Tip of the Week

  • Medical staff

    Support for a runner, may it be for a high level one or not, must be done by a competent, specialized and comprehensive professional. For that reason he should never accept final recommendations coming from non runner professionals (physio, chiro, doctor, etc).

  • Emergency care

    If an important and sudden pain appears (sprain, pulled muscle, muscle contusion, etc), a runner must quickly apply ice for 15 minutes on the injured region, immobilise it with an elastic binding, relieve the member by using crutches and consult a specialized physician, who will be able to evaluate the injury and advise you for the rest of the treatment.

  • Foot orthoses

    Plantar orthoses as the first option is not specified in the majority of a runner’s injuries. They may be necessary when dealing with a major pathology, which is not easily corrected with an exercise program. The professional that will help a runner make the proper choice must be a specialist, must be conscious of the specific requirements in running and must work with a group of specialists.

  • Foot orthoses

    The conditions most prone to wearing plantar orthoses are foot pathologies, such as metatarsalgia and tatalgia, which occur in a runner that has a hollow foot. A runner should wear for a short term only and the professional who will make the plantar orthoses must be a specialist, be aware of the specific needs running and must work with a group of specialists.

  • Quality of sleep

    Regular physical activity will help the quality of your sleep. On the other hand, doing an intense activity before going to bed will keep you from sleeping.

  • Anti-inflammatory pills

    Anti-inflammatory pills inhibit le natural healing process and consequently make your tissues more fragile. Avoid using “Advil, Motrin and Ibuprophen” without a proper recommendation of a health practitioner.

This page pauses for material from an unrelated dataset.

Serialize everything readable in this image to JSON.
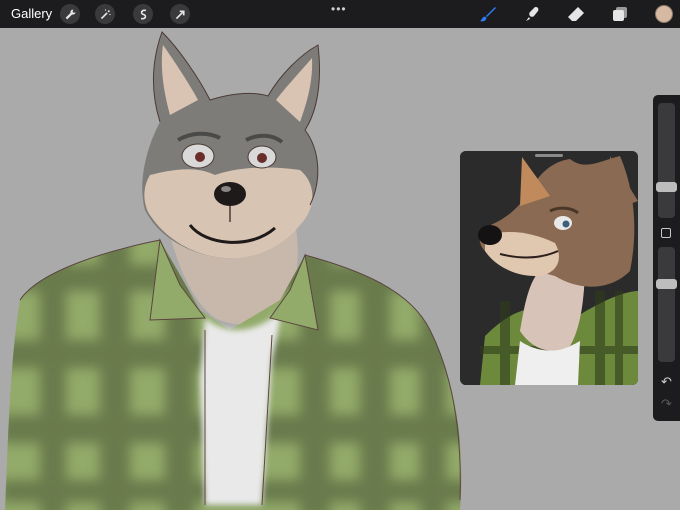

  • Strength training

    Solidifying one’s body is a good way to prevent injuries from happening to an athlete. A stabilisation, reinforcement and specific proprioception program may be done directly at home.

  • Athlete’s nutrition

    The food that you eat is the main component of your body (protein builds our muscles, calcium our bones; vitamin C contributes to the fabrication of our tendons and ligaments). In addition, it is in nutrition that a runner gets the necessary energy to run, to help recuperate from hard trainings and also to help the regeneration process. Quality, variety and balance are the watchwords when you talk about athletic nutrition.

  • Hypoglycaemia

    Hypoglycaemia brings specific signs and symptoms such as lack of coordination, weakness, and a change in your mental state (confusion, convulsion, state of unconsciousness, coma). If a runner finishes a big training and presents any of these signs or symptoms, he must quickly drink glucose based liquids (6 to 10%) like apple juice.

  • Positive attitude

    A healthy spirit in a healthy body; or, a healthy body for a healthy spirit. Pleasure, positive attitude, good lifestyle habits directly influence your body and injuries through complex physiological systems (hormones, nervous system, etc.).

  • Stretching

    Generally, it is not recommended to stretch before a workout especially if it is a speed workout. Some studies have even shown that the risk of injury is higher if stretching is done right before training.

  • Risk of injury

    Besides high level athletes, people who practice running and this activity alone are more often injured than others that combine more than one sport. By having a variety of activities in your active lifestyle you may lower your chances of getting hurt.

  • Fractioned trainings

    By fractioning your trainings (e.g.: include minutes of walking during your jogging) you maximise the physiological stress (your heart) and you minimise the stress on your bones, tendons and cartilages, which in turn, helps you lower your risk of injuries.

  • Flexibility

    For certain runners, flexibility remains a good way to prevent injuries. After being evaluated by a qualified professional, it is possible to standardize your muscular retractions by having a personalized program. The runner will then have to practise static, slow and progressive stretching exercises, at night on a daily basis, by maintaining the position 30 seconds, 1 to 5 repetitions by retracted muscular group.

  • Post training recuperation

    For certain runners, a massage helps to recover from difficult trainings, while others prefer ice baths (immersion to the waist in a bath of 5°C or less, for 4 to 10 minutes). On the other hand, all runners should progressively cool down and eat well quickly after training.

  • Bare feet

    To run bare feet on safe surfaces after trainings (be progressive) and as often as possible to walk bare feet in the house are a good means to solidify the support structures (muscles of the foot) responsible for natural absorption of the shocks... and thus preventing considerable injuries.

  • Flexibility

    Static flexibility before training should be done only if one’s muscular stiffness sufficiently influences his biomechanics to create an injury. It is not recommended, in a general way, to stretch before an activity.

  • Flat feet and injuries

    There is generally no link between anthropometry (flat or hollow feet, shorter leg, etc) and injuries, as long as one is adapted. Think twice before trying to correct them!

  • Times for training

    For high quality trainings, some times during the day are better (9:00 to 12:00 and 4:00 to 8:00).

  • Recuperation between two trainings

    If a runner plans on doing two trainings on the same day, it is highly recommended to leave a 5 to 6 hour recovery period between both.

  • Speed workout

    In order to prevent injuries, strength and speed workouts should be done when a runner is well rested.

  • Active recuperation

    After a training that produced lactic acid, one should privilege an active recovery (slow jog or walk) rather then a passive one (rest).

  • Recuperation

    If a runner requires more than three days to recover from his last training, it is a sign that it was too hard.

  • Immune system

    After a hard training, a runner should refrain from going to enclosed areas where he is in contact with others because his immune system will be more vulnerable for a short period. He is susceptible to infections, such as the cold virus, for 2 to 6 hours following your training.

  • Running in snowshoes, why not?

    This more and more popular sport in northern countries is an excellent way to vary your training. The increase of cardiovascular demand by the additional weight on your feet, the proprioceptive work induced by the variety of surfaces and the global muscular work are good reasons for you to try it out. Attention! Be progressive!